This paper examines how a policy maker reaches decisions under uncertainty when he cares about holding office. An important assumption is that in order to win elections, the policy maker must show that he is able to distinguish good policies from bad policies. Consequently, the policy maker cares about his reputation. I derive two results. First, reputational concerns induce the policy maker to adopt a secret decision procedure. The reason is that disputes between the policy maker and experts damage the policy maker's reputation. Second, I show that reputational concerns induce the policy maker to ignore important sources of information.
|Keywords||advice, political economy, reputation|
|Persistent URL||dx.doi.org/10.1016/S0176-2680(99)00054-3, hdl.handle.net/1765/12289|

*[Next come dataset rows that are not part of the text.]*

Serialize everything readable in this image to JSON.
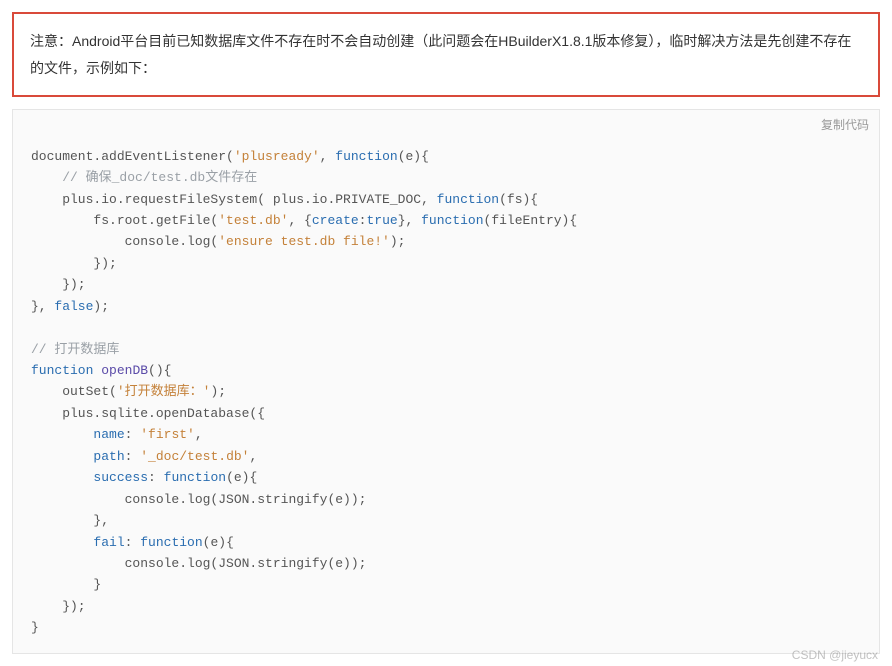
{
  "alert": {
    "text": "注意：Android平台目前已知数据库文件不存在时不会自动创建（此问题会在HBuilderX1.8.1版本修复），临时解决方法是先创建不存在的文件，示例如下："
  },
  "code": {
    "copy_label": "复制代码",
    "s_plusready": "'plusready'",
    "c_ensure": "// 确保_doc/test.db文件存在",
    "s_testdb": "'test.db'",
    "k_create": "create",
    "b_true": "true",
    "s_ensure_log": "'ensure test.db file!'",
    "b_false": "false",
    "c_open": "// 打开数据库",
    "kw_function": "function",
    "fn_openDB": "openDB",
    "s_open_title": "'打开数据库：'",
    "k_name": "name",
    "s_first": "'first'",
    "k_path": "path",
    "s_doc_test": "'_doc/test.db'",
    "k_success": "success",
    "k_fail": "fail"
  },
  "watermark": "CSDN @jieyucx"
}
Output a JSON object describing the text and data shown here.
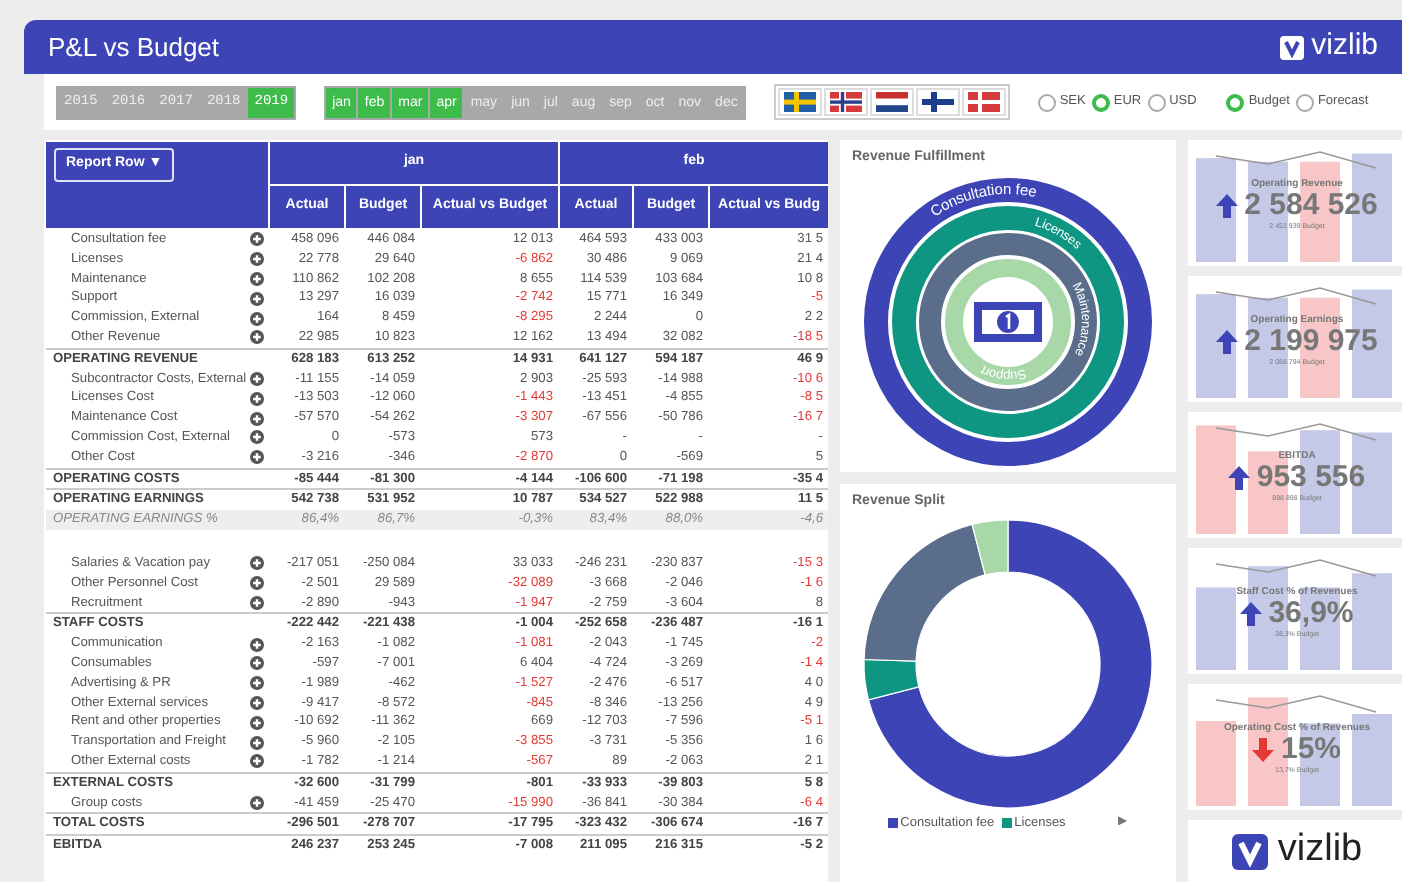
{
  "header": {
    "title": "P&L vs Budget",
    "logo": "vizlib"
  },
  "filters": {
    "years": [
      {
        "label": "2015",
        "selected": false
      },
      {
        "label": "2016",
        "selected": false
      },
      {
        "label": "2017",
        "selected": false
      },
      {
        "label": "2018",
        "selected": false
      },
      {
        "label": "2019",
        "selected": true
      }
    ],
    "months": [
      {
        "label": "jan",
        "selected": true
      },
      {
        "label": "feb",
        "selected": true
      },
      {
        "label": "mar",
        "selected": true
      },
      {
        "label": "apr",
        "selected": true
      },
      {
        "label": "may",
        "selected": false
      },
      {
        "label": "jun",
        "selected": false
      },
      {
        "label": "jul",
        "selected": false
      },
      {
        "label": "aug",
        "selected": false
      },
      {
        "label": "sep",
        "selected": false
      },
      {
        "label": "oct",
        "selected": false
      },
      {
        "label": "nov",
        "selected": false
      },
      {
        "label": "dec",
        "selected": false
      }
    ],
    "flags": [
      {
        "kind": "sweden"
      },
      {
        "kind": "norway"
      },
      {
        "kind": "netherlands"
      },
      {
        "kind": "finland"
      },
      {
        "kind": "denmark"
      }
    ],
    "currencies": [
      {
        "label": "SEK",
        "selected": false
      },
      {
        "label": "EUR",
        "selected": true
      },
      {
        "label": "USD",
        "selected": false
      }
    ],
    "scenarios": [
      {
        "label": "Budget",
        "selected": true
      },
      {
        "label": "Forecast",
        "selected": false
      }
    ]
  },
  "table": {
    "report_button": {
      "label": "Report Row",
      "caret": "▼"
    },
    "groups": [
      {
        "label": "jan",
        "columns": [
          "Actual",
          "Budget",
          "Actual vs Budget"
        ]
      },
      {
        "label": "feb",
        "columns": [
          "Actual",
          "Budget",
          "Actual vs Budg"
        ]
      }
    ],
    "rows": [
      {
        "kind": "item",
        "label": "Consultation fee",
        "cells": [
          "458 096",
          "446 084",
          "12 013",
          "464 593",
          "433 003",
          "31 5"
        ]
      },
      {
        "kind": "item",
        "label": "Licenses",
        "cells": [
          "22 778",
          "29 640",
          "-6 862",
          "30 486",
          "9 069",
          "21 4"
        ]
      },
      {
        "kind": "item",
        "label": "Maintenance",
        "cells": [
          "110 862",
          "102 208",
          "8 655",
          "114 539",
          "103 684",
          "10 8"
        ]
      },
      {
        "kind": "item",
        "label": "Support",
        "cells": [
          "13 297",
          "16 039",
          "-2 742",
          "15 771",
          "16 349",
          "-5"
        ]
      },
      {
        "kind": "item",
        "label": "Commission, External",
        "cells": [
          "164",
          "8 459",
          "-8 295",
          "2 244",
          "0",
          "2 2"
        ]
      },
      {
        "kind": "item",
        "label": "Other Revenue",
        "cells": [
          "22 985",
          "10 823",
          "12 162",
          "13 494",
          "32 082",
          "-18 5"
        ]
      },
      {
        "kind": "total",
        "label": "OPERATING REVENUE",
        "cells": [
          "628 183",
          "613 252",
          "14 931",
          "641 127",
          "594 187",
          "46 9"
        ]
      },
      {
        "kind": "item",
        "label": "Subcontractor Costs, External",
        "cells": [
          "-11 155",
          "-14 059",
          "2 903",
          "-25 593",
          "-14 988",
          "-10 6"
        ]
      },
      {
        "kind": "item",
        "label": "Licenses Cost",
        "cells": [
          "-13 503",
          "-12 060",
          "-1 443",
          "-13 451",
          "-4 855",
          "-8 5"
        ]
      },
      {
        "kind": "item",
        "label": "Maintenance Cost",
        "cells": [
          "-57 570",
          "-54 262",
          "-3 307",
          "-67 556",
          "-50 786",
          "-16 7"
        ]
      },
      {
        "kind": "item",
        "label": "Commission Cost, External",
        "cells": [
          "0",
          "-573",
          "573",
          "-",
          "-",
          "-"
        ]
      },
      {
        "kind": "item",
        "label": "Other Cost",
        "cells": [
          "-3 216",
          "-346",
          "-2 870",
          "0",
          "-569",
          "5"
        ]
      },
      {
        "kind": "total",
        "label": "OPERATING COSTS",
        "cells": [
          "-85 444",
          "-81 300",
          "-4 144",
          "-106 600",
          "-71 198",
          "-35 4"
        ]
      },
      {
        "kind": "total",
        "label": "OPERATING EARNINGS",
        "cells": [
          "542 738",
          "531 952",
          "10 787",
          "534 527",
          "522 988",
          "11 5"
        ]
      },
      {
        "kind": "percent",
        "label": "OPERATING EARNINGS %",
        "cells": [
          "86,4%",
          "86,7%",
          "-0,3%",
          "83,4%",
          "88,0%",
          "-4,6"
        ]
      },
      {
        "kind": "spacer"
      },
      {
        "kind": "item",
        "label": "Salaries & Vacation pay",
        "cells": [
          "-217 051",
          "-250 084",
          "33 033",
          "-246 231",
          "-230 837",
          "-15 3"
        ]
      },
      {
        "kind": "item",
        "label": "Other Personnel Cost",
        "cells": [
          "-2 501",
          "29 589",
          "-32 089",
          "-3 668",
          "-2 046",
          "-1 6"
        ]
      },
      {
        "kind": "item",
        "label": "Recruitment",
        "cells": [
          "-2 890",
          "-943",
          "-1 947",
          "-2 759",
          "-3 604",
          "8"
        ]
      },
      {
        "kind": "total",
        "label": "STAFF COSTS",
        "cells": [
          "-222 442",
          "-221 438",
          "-1 004",
          "-252 658",
          "-236 487",
          "-16 1"
        ]
      },
      {
        "kind": "item",
        "label": "Communication",
        "cells": [
          "-2 163",
          "-1 082",
          "-1 081",
          "-2 043",
          "-1 745",
          "-2"
        ]
      },
      {
        "kind": "item",
        "label": "Consumables",
        "cells": [
          "-597",
          "-7 001",
          "6 404",
          "-4 724",
          "-3 269",
          "-1 4"
        ]
      },
      {
        "kind": "item",
        "label": "Advertising & PR",
        "cells": [
          "-1 989",
          "-462",
          "-1 527",
          "-2 476",
          "-6 517",
          "4 0"
        ]
      },
      {
        "kind": "item",
        "label": "Other External services",
        "cells": [
          "-9 417",
          "-8 572",
          "-845",
          "-8 346",
          "-13 256",
          "4 9"
        ]
      },
      {
        "kind": "item",
        "label": "Rent and other properties",
        "cells": [
          "-10 692",
          "-11 362",
          "669",
          "-12 703",
          "-7 596",
          "-5 1"
        ]
      },
      {
        "kind": "item",
        "label": "Transportation and Freight",
        "cells": [
          "-5 960",
          "-2 105",
          "-3 855",
          "-3 731",
          "-5 356",
          "1 6"
        ]
      },
      {
        "kind": "item",
        "label": "Other External costs",
        "cells": [
          "-1 782",
          "-1 214",
          "-567",
          "89",
          "-2 063",
          "2 1"
        ]
      },
      {
        "kind": "total",
        "label": "EXTERNAL COSTS",
        "cells": [
          "-32 600",
          "-31 799",
          "-801",
          "-33 933",
          "-39 803",
          "5 8"
        ]
      },
      {
        "kind": "item",
        "label": "Group costs",
        "cells": [
          "-41 459",
          "-25 470",
          "-15 990",
          "-36 841",
          "-30 384",
          "-6 4"
        ]
      },
      {
        "kind": "total",
        "label": "TOTAL COSTS",
        "cells": [
          "-296 501",
          "-278 707",
          "-17 795",
          "-323 432",
          "-306 674",
          "-16 7"
        ]
      },
      {
        "kind": "total",
        "label": "EBITDA",
        "cells": [
          "246 237",
          "253 245",
          "-7 008",
          "211 095",
          "216 315",
          "-5 2"
        ]
      }
    ]
  },
  "revenue_fulfillment": {
    "title": "Revenue Fulfillment",
    "rings": [
      {
        "label": "Consultation fee",
        "color": "#3d44b5"
      },
      {
        "label": "Licenses",
        "color": "#0f9682"
      },
      {
        "label": "Maintenance",
        "color": "#5a6e8c"
      },
      {
        "label": "Support",
        "color": "#a8d8a8"
      }
    ]
  },
  "revenue_split": {
    "title": "Revenue Split",
    "segments": [
      {
        "color": "#3d44b5"
      },
      {
        "color": "#0f9682"
      },
      {
        "color": "#5a6e8c"
      },
      {
        "color": "#a8d8a8"
      }
    ],
    "legend": [
      {
        "label": "Consultation fee",
        "color": "#3d44b5"
      },
      {
        "label": "Licenses",
        "color": "#0f9682"
      }
    ],
    "more": "▶"
  },
  "kpis": [
    {
      "title": "Operating Revenue",
      "value": "2 584 526",
      "budget": "2 451 939 Budget",
      "kind": "up",
      "bars": [
        {
          "color": "#c5c9e8"
        },
        {
          "color": "#c5c9e8"
        },
        {
          "color": "#f8c6c6"
        },
        {
          "color": "#c5c9e8"
        }
      ]
    },
    {
      "title": "Operating Earnings",
      "value": "2 199 975",
      "budget": "2 088 794 Budget",
      "kind": "up",
      "bars": [
        {
          "color": "#c5c9e8"
        },
        {
          "color": "#c5c9e8"
        },
        {
          "color": "#f8c6c6"
        },
        {
          "color": "#c5c9e8"
        }
      ]
    },
    {
      "title": "EBITDA",
      "value": "953 556",
      "budget": "898 898 Budget",
      "kind": "up",
      "bars": [
        {
          "color": "#f8c6c6"
        },
        {
          "color": "#f8c6c6"
        },
        {
          "color": "#c5c9e8"
        },
        {
          "color": "#c5c9e8"
        }
      ]
    },
    {
      "title": "Staff Cost % of Revenues",
      "value": "36,9%",
      "budget": "38,3% Budget",
      "kind": "up",
      "bars": [
        {
          "color": "#c5c9e8"
        },
        {
          "color": "#c5c9e8"
        },
        {
          "color": "#c5c9e8"
        },
        {
          "color": "#c5c9e8"
        }
      ]
    },
    {
      "title": "Operating Cost % of Revenues",
      "value": "15%",
      "budget": "13,7% Budget",
      "kind": "down",
      "bars": [
        {
          "color": "#f8c6c6"
        },
        {
          "color": "#f8c6c6"
        },
        {
          "color": "#c5c9e8"
        },
        {
          "color": "#c5c9e8"
        }
      ]
    }
  ],
  "footer_logo": "vizlib"
}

Swank, O.H.. (2000). Policy Advice, Secrecy, and Reputational Concerns. European Journal of Political Economy, 257–271. doi:10.1016/S0176-2680(99)00054-3